I’ve spent my entire career as a physician caring for Tennesseans. Helping patients understand and manage their medical conditions is both rewarding and challenging. But one of the greatest challenges my patients face is not really medical at all — it’s living without access to affordable health insurance. Now, Tennessee has an unprecedented opportunity to end that struggle for more than 200,000 Tennesseans. Last month, Gov. Haslam made a brave proposal to provide health care coverage to uninsured Tennesseans through a program called Insure Tennessee. Insure Tennessee will provide health care for our friends and neighbors, stabilize our hospitals, and grow our economy.
Editorial: Tennessee must address highway funding issue (Times-News)
The Tennessee Comptroller’s Offices of Research and Education Accountability (OREA) has told us what we already knew about the Volunteer State’s highways and bridges: The current financing system for them is toast. A comptroller’s report notes Tennessee’s gasoline tax rate (21.4 cents per gallon) was last raised in 1989, while its diesel fuel tax rate (18.4 cents per gallon) was last raised in 1990. Tri-Cities municipal governments, in a recent meeting with Northeast Tennessee lawmakers, asked the group to support a gas tax increase if one is introduced in this year’s session of the General Assembly.
Editorial: Party registration for primary vote harms democracy (News-Sentinel)
Some Tennessee Republicans want to place a “Members Only” sign at the entrance to the party’s fabled “big tent.” The executive committee of the Tennessee Republican Party plans to discuss a proposal that would close GOP primaries to outsiders, according to The Associated Press. Such a move would diminish democracy statewide in general and in particular reinforce the notion that Republicans do not want to reach out to new voters.
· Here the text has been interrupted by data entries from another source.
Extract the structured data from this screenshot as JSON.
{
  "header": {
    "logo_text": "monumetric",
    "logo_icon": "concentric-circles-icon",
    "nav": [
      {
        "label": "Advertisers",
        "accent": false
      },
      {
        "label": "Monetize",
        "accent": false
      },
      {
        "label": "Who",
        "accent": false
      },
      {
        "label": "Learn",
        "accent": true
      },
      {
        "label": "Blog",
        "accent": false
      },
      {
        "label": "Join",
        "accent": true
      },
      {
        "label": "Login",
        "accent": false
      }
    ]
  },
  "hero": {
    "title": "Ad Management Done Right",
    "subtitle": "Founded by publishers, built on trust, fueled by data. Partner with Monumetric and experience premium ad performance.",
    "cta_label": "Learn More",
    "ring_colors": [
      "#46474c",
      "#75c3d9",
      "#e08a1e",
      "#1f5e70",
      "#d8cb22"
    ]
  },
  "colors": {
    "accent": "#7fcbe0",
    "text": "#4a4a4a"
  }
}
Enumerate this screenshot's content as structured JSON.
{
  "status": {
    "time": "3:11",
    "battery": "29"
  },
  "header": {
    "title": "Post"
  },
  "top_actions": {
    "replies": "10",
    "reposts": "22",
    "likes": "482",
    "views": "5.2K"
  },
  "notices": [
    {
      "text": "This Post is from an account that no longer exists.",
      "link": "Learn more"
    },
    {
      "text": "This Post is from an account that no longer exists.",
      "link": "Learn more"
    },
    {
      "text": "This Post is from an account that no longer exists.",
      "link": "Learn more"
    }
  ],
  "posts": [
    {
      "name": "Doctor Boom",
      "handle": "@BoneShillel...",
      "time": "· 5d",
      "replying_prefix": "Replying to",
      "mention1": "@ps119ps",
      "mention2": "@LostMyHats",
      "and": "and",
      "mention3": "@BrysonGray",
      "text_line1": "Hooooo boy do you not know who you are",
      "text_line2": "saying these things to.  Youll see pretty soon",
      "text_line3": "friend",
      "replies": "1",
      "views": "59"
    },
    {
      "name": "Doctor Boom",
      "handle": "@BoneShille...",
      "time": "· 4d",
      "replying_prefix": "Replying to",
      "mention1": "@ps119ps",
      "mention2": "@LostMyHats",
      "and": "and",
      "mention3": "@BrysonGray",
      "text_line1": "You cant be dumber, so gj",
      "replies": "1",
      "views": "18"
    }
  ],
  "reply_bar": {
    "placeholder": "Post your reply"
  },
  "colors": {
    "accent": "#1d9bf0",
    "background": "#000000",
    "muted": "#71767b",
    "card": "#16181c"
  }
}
Currently, voters declare which primary they wish to participate in when they arrive at the polls. Voters can cast ballots in that party’s primary only, but in the next primary are free to choose again.